I was born in Hong Kong and graduated in visual communication, majoring in advertising and animation. I was the art director at an advertising company for a couple of years and then turned freelance, focusing on print ads, music-video animations and magazine illustration. As well as an illustrator, I also worked as a model and talent in commercials. Since I’d always been working for someone else instead of drawing for myself, I decided to quit my commercial job to work on my own designs and create non-commercial art.
I had my first solo gallery exhibition in 2015, as well as a couple of collaborations with different galleries, and Art Central. Since I became the in-house artist for JPS Gallery last year, all my projects have been back-to-back. That intensity forces me to work harder and push my creative boundaries. To have more exhibitions overseas and my art pieces appreciated by people of different races and cultures would be my greatest achievement as a visual artist. Also, whereas the working life of a model and talent is a short one, especially if they’re a woman, I was told by a local artist that the age of 30 is still very young for an artist. There’s no age limit as to how long you can keep on drawing.
My most enjoyable working experience was when I was creating my second mural for a co-working space at Eaton Hotel Hong Kong. Since there was no time limitation, I learned to enjoy being alone — it’s precious time for meditation and my soul. Success to me is being able to do the job and the things that I like, and also to push my limitations — just like the Olympians, who’ve spent their lives chasing their dreams, no matter what the results are. I’ve always been easily distracted, so achievement means becoming more focused on what I love, and being able to follow my passion in the long term.
The Covid period was an opportunity for me to be less distracted by other activities and the people around me. I was able to focus 100 percent on drawing, which allowed me to master different skills and boosted my creative development. I’m most inspired by people who are wise, hard-working and tough-minded, as well as those who are talented yet humble. I love reading about my favourite musicians, authors and artists — people like Yayoi Kusama, who created a lot of artworks about the penis, which helped her overcome her own phobia. That encourages and inspires me.

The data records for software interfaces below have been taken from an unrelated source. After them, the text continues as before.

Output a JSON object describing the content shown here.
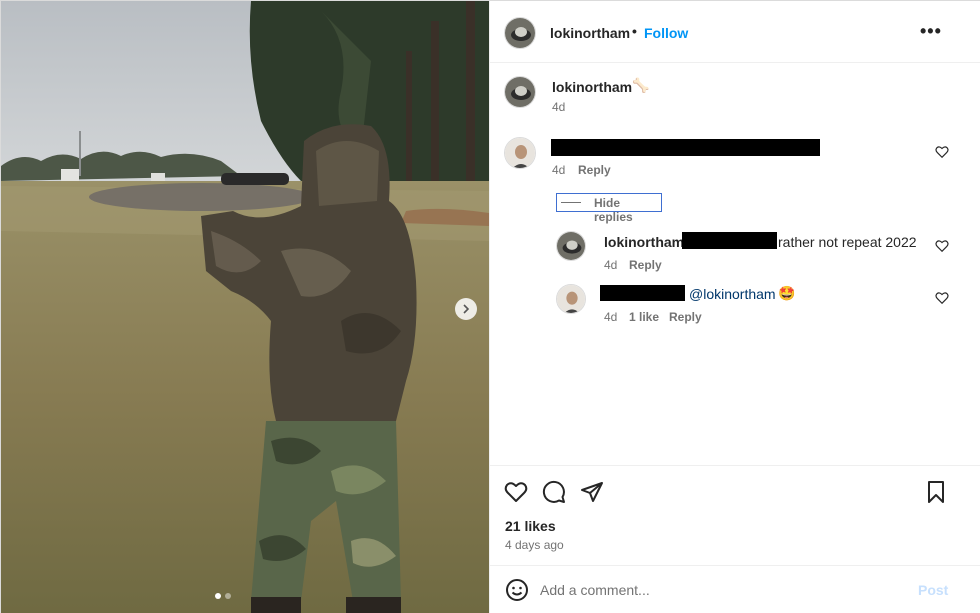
{
  "header": {
    "username": "lokinortham",
    "separator": "•",
    "follow_label": "Follow",
    "more_label": "•••"
  },
  "caption": {
    "username": "lokinortham",
    "emoji": "🦴",
    "time": "4d"
  },
  "comments": [
    {
      "time": "4d",
      "reply_label": "Reply",
      "hide_replies_label": "Hide replies",
      "replies": [
        {
          "username": "lokinortham",
          "text": "rather not repeat 2022",
          "time": "4d",
          "reply_label": "Reply"
        },
        {
          "mention": "@lokinortham",
          "emoji": "🤩",
          "time": "4d",
          "likes": "1 like",
          "reply_label": "Reply"
        }
      ]
    }
  ],
  "stats": {
    "likes": "21 likes",
    "date": "4 days ago"
  },
  "comment_input": {
    "placeholder": "Add a comment...",
    "post_label": "Post"
  },
  "colors": {
    "accent": "#0095f6",
    "muted": "#737373",
    "post_disabled": "#c7e0fd",
    "mention": "#00376b"
  },
  "icons": [
    "heart-icon",
    "comment-icon",
    "share-icon",
    "bookmark-icon",
    "emoji-icon",
    "chevron-right-icon",
    "more-icon"
  ]
}
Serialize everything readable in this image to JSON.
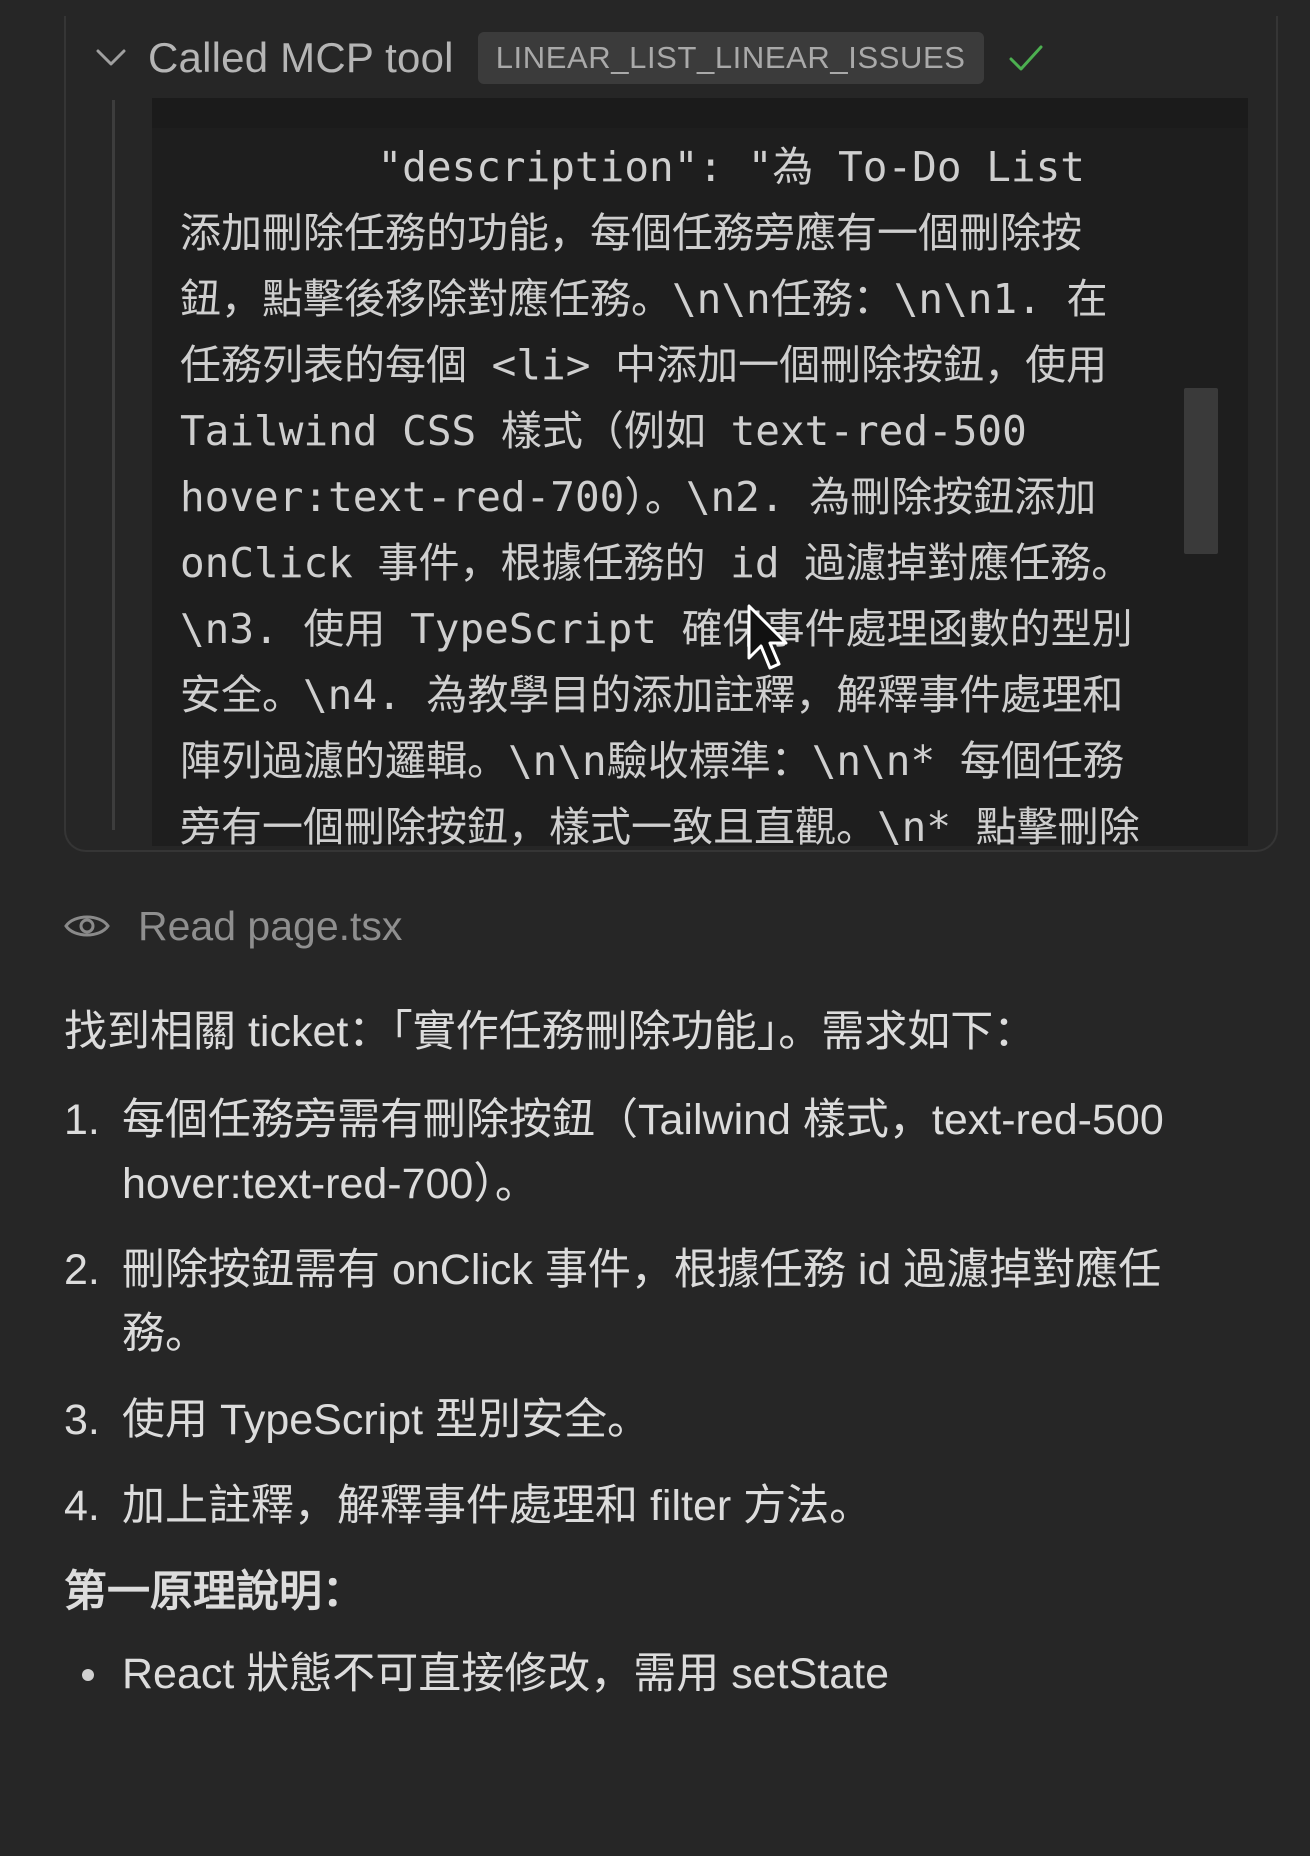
{
  "tool_call": {
    "title": "Called MCP tool",
    "tool_name": "LINEAR_LIST_LINEAR_ISSUES",
    "status": "success",
    "code_lines": [
      "        \"description\": \"為 To-Do List",
      "添加刪除任務的功能，每個任務旁應有一個刪除按",
      "鈕，點擊後移除對應任務。\\n\\n任務：\\n\\n1. 在",
      "任務列表的每個 <li> 中添加一個刪除按鈕，使用",
      "Tailwind CSS 樣式（例如 text-red-500",
      "hover:text-red-700）。\\n2. 為刪除按鈕添加",
      "onClick 事件，根據任務的 id 過濾掉對應任務。",
      "\\n3. 使用 TypeScript 確保事件處理函數的型別",
      "安全。\\n4. 為教學目的添加註釋，解釋事件處理和",
      "陣列過濾的邏輯。\\n\\n驗收標準：\\n\\n* 每個任務",
      "旁有一個刪除按鈕，樣式一致且直觀。\\n* 點擊刪除"
    ]
  },
  "read_action": {
    "label": "Read page.tsx"
  },
  "response": {
    "intro": "找到相關 ticket：「實作任務刪除功能」。需求如下：",
    "requirements": [
      {
        "num": "1.",
        "text": "每個任務旁需有刪除按鈕（Tailwind 樣式，text-red-500 hover:text-red-700）。"
      },
      {
        "num": "2.",
        "text": "刪除按鈕需有 onClick 事件，根據任務 id 過濾掉對應任務。"
      },
      {
        "num": "3.",
        "text": "使用 TypeScript 型別安全。"
      },
      {
        "num": "4.",
        "text": "加上註釋，解釋事件處理和 filter 方法。"
      }
    ],
    "section_title": "第一原理說明：",
    "bullets": [
      "React 狀態不可直接修改，需用 setState"
    ]
  },
  "colors": {
    "background": "#262626",
    "code_background": "#1e1e1e",
    "success": "#4caf50"
  }
}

In the next five years, I hope I can carry on being a visual artist and have exhibitions overseas. I was a model and influencer for a long time, but now I think I’ll step back a little and focus more on my creative side. The art world is where I belong.